Hey, you! Yeah, you. Are you a software engineer? Do you have ownership over a particular repository at your company? Do you want to ensure that working with your repo is a constant source of frustration for your fellow developers? Great! Then read on for these tips on how to be a terrible project maintainer.
Especially on how to do local development or how to contribute to the repo. You want to keep people guessing. Running your project locally should be a puzzle that only the greatest minds can solve. …
Everyone seems to be strapped for time these days and desperate to get more done in less time. I’m in the same boat.
Enter “life hacks”: simple tricks to make your life easier. Or, questionable bits of productivity advice from strangers on the internet with hit-or-miss results.
As gimmicky as productivity life hacks can be, they really can help when the advice is grounded in science. Understanding the psychology of your mind at work allows you to tap into your hidden potential. The trick is not to work more — instead, it’s to work more meaningfully.
Below are five ideas to get more out of your work day. So grab your shovels, because it’s time to dig in. …
Software engineers early in their careers often ask me, “How can I level up quickly?”
In other words, how can I become an effective contributor in the shortest amount of time possible? How can I familiarize myself with our massive code base? How do I learn all the things I should know?
Starting a new job can be stressful — even as a senior engineer — and it can be especially overwhelming when it’s your first programming job. So, let’s look at four strategies for leveling up as a junior developer so that you can hit the ground running.
One of my 2021 goals is to contribute more to open source. I got a head start in December of 2020 by re-writing the test suite for the
focus-trap-react npm package using the React Testing Library. Here’s my merged pull request.
If you haven’t heard of this package,
focus-trap-react is one of the best solutions out there for temporarily trapping keyboard focus in a specific area of your application; for instance, while a modal or panel is open. We wouldn’t want users tabbing outside the modal into content in the background, now would we?
In this article, we’ll go over my motivations for re-writing the test suite as well as some of the benefits that writing tests with the React Testing Library brings. …
Every dog owner wants to find the perfect friends for their new puppy. Now we have an app for that! You can browse through various puppy profiles and swipe right or left to find your new puppy friend. Setting up puppy playdates has never been easier.
In this article, we’ll explore how I built the app and also look at some of the basics of the technologies I used.
Ready to unleash the fun? …
When writing software, there are many different levels at which you can test your code: unit tests, integration tests, and end-to-end (e2e) tests.
So the question is, for any given piece of functionality, where and how should you test your code?
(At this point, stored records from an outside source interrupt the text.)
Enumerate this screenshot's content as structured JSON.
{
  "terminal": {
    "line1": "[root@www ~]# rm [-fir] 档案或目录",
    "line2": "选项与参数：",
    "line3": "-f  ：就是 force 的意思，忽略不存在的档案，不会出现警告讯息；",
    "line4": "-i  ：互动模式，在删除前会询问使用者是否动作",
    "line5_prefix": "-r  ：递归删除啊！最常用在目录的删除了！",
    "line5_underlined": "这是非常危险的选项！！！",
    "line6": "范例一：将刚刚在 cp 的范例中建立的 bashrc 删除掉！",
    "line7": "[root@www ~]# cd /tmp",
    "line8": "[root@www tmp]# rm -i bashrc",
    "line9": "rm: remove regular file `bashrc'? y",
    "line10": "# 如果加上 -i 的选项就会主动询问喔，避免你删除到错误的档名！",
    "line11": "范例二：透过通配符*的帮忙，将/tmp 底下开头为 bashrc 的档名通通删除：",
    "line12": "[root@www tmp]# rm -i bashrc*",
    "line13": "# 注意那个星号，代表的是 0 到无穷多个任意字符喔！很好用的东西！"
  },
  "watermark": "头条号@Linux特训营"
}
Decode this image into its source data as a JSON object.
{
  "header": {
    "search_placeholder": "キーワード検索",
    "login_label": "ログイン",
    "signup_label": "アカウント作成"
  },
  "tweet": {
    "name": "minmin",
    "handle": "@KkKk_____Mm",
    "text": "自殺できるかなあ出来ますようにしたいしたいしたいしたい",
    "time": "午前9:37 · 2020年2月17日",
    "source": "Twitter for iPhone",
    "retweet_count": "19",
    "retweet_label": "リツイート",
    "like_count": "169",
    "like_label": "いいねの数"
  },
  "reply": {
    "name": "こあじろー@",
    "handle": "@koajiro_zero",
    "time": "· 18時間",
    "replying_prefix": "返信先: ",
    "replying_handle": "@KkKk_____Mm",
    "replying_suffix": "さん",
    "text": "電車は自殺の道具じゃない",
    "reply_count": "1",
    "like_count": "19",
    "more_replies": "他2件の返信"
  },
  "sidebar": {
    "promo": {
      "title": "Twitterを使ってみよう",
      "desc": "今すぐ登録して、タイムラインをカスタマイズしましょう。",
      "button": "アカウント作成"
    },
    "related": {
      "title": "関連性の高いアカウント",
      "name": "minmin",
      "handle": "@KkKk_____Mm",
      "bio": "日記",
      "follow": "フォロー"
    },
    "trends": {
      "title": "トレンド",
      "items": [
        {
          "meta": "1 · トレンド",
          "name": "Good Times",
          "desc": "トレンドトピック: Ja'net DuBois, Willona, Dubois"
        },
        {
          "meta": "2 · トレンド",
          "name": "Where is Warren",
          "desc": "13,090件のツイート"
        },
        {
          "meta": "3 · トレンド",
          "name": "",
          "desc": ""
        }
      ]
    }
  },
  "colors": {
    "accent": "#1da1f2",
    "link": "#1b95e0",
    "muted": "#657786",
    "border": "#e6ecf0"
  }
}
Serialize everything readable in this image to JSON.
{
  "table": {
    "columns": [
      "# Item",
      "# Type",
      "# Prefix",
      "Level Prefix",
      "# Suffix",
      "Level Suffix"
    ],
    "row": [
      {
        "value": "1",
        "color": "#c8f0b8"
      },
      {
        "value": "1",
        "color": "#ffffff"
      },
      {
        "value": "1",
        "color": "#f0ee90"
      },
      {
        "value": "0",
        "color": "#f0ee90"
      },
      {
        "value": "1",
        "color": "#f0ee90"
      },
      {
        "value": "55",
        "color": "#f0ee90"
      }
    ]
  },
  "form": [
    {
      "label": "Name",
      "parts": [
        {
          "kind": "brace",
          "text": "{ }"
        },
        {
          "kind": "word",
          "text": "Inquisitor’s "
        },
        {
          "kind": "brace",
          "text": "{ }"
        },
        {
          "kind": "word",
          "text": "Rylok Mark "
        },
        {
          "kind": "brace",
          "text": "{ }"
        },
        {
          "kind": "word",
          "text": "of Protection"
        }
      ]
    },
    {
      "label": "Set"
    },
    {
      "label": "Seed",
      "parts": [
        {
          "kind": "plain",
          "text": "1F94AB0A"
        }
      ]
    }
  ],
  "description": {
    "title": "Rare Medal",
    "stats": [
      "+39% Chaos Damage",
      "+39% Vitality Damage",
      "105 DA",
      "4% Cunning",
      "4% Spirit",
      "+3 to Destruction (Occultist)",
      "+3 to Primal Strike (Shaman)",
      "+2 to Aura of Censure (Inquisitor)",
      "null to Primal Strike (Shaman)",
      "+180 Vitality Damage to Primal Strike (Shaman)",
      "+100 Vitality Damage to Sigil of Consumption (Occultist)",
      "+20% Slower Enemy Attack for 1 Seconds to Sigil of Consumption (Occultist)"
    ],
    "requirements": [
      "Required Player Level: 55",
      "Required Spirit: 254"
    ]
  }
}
In this article, we’ll look at the different types of tests, the testing pyramid, and a real-world example that ties it all together.
Unit tests ensure that a single thing works properly on its own. You would generally write unit tests to validate something like a function, a back-end API endpoint, or a UI component. …
Everyone wants to be more productive without burning out. So, how do you get more done without working more hours? And how do you help the rest of your team improve without taking on the role of taskmaster? The answer: use effective tools.
In this article, we’ll look at five effective tools software engineers and tech companies can use to speed up their development lifecycle without sacrificing quality. Design systems, code linters, code formatters, continuous integration, and IaaS/PaaS providers are all tools that allow software engineers to streamline mundane work and, in turn, prioritize building their products.
Let’s look at a few examples to see how we can write asynchronous code using these three approaches. …
I still run an EC2 instance on AWS that I configured years ago to host some of my side projects. It’s using a Linux AMI (Amazon machine image) that is woefully out of date and also wonderfully under-performant when traffic on my site is heavy.
Recently my EBS (elastic block store) volume that I have attached to my EC2 instance became full. …
Web apps that contain tables, charts, and graphs often include an option to export the data as a PDF. Have you ever wondered, as a user, what’s going on under the hood when you click that button?
And as a developer, how do you get the PDF output to look professional? Most free PDF exporters online essentially just convert the HTML content into a PDF without doing any extra formatting, which can make the data hard to read. What if you could also add things like page headers and footers, page numbers, or repeating table column headers? …